Stephen Kress, director and founder of Project Puffin, is the author of the recently published second edition of “The Audubon Society Guide to Attracting Birds” and many other books on creating bird habitat. He will be at the Project Puffin Visitor Center on Wednesday, July 28 at 5 p.m. to discuss the parallels between establishing island seabird populations and backyard bird habitat, which is often an island among sterile landscapes of neighboring properties. His talk will emphasize inter-relationships between wild birds and native plants that offer vital food, shelter and nesting habitats.

Owners of properties of all sizes can attract more birds and a greater variety of birds by planting vegetation in a manner that mimics natural plant communities. Such plantings not only provide food, but they also offer nesting sites and shelter from extreme weather. Kress will discuss how native plants attract birds with sweet fruits in the summer, fatty foods just in time for migration and fruits high in carbohydrates during the winter. Plants also benefit from having birds in the neighborhood as more than 300 species of trees, shrubs, vines and ground covers rely on birds to distribute the seeds away from the parent plants. Planting the proper mix of native fruiting and flowering trees, shrubs and vines will help to meet the needs of birds throughout the season while filling gardens with the songs and bright colors of birds.

Kress makes specific recommendations for which plants to select and describes how to arrange the plants on both backyard and larger property scales. Using slides taken in model bird gardens and his own property in Ithaca, N.Y., his presentation will emphasize why native plants are usually better for birds than introduced species. To further enhance the backyard for birds, Kress will discuss how to create brush piles, water pools and hedges, and how to encourage cavity-nesting birds. The program also includes specific suggestions for how to attract hummingbirds with plantings and how to make a backyard habitat a safer place for birds.

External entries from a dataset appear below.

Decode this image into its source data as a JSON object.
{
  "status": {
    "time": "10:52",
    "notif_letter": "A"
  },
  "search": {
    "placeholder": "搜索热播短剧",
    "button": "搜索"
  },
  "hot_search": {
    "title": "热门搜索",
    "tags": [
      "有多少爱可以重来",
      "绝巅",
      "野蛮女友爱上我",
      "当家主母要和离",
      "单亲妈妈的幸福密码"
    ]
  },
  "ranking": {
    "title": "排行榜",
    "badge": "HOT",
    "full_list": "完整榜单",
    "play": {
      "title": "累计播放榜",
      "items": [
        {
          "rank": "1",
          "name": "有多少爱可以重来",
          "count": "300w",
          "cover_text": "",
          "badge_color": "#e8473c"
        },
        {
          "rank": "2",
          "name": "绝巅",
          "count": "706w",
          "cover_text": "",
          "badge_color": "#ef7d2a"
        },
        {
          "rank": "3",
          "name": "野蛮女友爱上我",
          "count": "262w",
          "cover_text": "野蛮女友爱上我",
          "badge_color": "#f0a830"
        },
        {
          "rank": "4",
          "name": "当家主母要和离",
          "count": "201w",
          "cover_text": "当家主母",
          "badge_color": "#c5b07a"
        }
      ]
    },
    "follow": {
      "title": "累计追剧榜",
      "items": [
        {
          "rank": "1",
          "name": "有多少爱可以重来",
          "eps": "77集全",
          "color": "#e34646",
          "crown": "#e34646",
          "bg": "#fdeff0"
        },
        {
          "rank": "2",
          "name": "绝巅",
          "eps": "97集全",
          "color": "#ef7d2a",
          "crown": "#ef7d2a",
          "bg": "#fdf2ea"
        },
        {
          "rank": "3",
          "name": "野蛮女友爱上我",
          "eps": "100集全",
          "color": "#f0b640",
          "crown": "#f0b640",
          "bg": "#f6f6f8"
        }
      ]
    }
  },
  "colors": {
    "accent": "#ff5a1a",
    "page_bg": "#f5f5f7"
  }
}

While many of the world’s great environmental problems may seem beyond reach, any property owner can create an oasis of natural habitat that provides food and shelter for resident and migratory birds. To make reservations for this presentation call 596-5566.